— TASK TO COMPLETE —
Copy each line containing the word "subtitle" from the records that follow, please.

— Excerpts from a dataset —
◇ ◇ ◇
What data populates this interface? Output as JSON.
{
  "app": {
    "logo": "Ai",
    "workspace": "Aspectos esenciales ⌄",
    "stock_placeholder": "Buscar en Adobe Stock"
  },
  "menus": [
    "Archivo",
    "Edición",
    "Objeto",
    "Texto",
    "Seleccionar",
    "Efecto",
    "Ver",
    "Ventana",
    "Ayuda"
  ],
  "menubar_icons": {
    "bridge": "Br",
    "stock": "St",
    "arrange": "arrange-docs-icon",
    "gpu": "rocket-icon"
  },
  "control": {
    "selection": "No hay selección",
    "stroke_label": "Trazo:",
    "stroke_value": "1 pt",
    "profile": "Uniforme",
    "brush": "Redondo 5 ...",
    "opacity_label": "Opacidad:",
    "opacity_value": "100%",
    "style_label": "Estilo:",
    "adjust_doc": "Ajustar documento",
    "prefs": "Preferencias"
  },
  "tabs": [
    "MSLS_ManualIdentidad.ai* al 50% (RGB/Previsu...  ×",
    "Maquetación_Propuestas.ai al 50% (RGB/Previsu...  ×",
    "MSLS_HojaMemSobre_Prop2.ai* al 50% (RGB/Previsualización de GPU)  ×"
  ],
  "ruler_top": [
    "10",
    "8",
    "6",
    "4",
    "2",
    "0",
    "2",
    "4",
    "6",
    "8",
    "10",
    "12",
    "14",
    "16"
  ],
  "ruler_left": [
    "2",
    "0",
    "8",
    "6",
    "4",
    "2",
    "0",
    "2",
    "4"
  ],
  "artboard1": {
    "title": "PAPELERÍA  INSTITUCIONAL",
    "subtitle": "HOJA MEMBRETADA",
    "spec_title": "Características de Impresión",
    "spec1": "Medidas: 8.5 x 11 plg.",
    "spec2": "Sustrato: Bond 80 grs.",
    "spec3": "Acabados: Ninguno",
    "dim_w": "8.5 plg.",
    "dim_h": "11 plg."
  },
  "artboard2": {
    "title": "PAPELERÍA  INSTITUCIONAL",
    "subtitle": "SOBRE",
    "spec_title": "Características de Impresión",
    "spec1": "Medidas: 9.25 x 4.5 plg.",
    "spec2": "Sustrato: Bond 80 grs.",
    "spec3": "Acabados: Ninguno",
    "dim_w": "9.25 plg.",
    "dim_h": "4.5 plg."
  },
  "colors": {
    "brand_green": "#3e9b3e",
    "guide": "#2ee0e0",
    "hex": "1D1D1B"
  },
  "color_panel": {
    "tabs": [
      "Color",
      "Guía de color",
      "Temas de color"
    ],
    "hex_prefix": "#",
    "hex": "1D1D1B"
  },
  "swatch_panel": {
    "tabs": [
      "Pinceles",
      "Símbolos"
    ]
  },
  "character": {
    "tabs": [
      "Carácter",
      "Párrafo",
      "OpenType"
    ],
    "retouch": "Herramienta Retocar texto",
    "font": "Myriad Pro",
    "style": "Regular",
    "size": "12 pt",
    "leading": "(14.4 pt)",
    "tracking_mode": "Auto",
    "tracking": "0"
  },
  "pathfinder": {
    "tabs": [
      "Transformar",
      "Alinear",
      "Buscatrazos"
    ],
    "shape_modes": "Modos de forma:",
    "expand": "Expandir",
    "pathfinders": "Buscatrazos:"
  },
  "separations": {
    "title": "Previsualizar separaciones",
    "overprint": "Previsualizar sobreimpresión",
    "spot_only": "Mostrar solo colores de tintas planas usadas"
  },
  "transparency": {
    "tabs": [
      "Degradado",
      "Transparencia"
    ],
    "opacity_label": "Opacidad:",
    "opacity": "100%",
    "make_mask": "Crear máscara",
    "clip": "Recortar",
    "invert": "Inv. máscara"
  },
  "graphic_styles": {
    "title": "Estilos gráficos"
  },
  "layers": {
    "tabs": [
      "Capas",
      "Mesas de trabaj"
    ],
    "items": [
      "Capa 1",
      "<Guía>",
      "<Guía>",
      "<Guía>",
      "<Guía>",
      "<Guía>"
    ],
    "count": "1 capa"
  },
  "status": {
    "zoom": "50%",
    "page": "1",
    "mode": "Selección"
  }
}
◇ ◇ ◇
— TASK OUTPUT —
    "subtitle": "HOJA MEMBRETADA",
    "subtitle": "SOBRE",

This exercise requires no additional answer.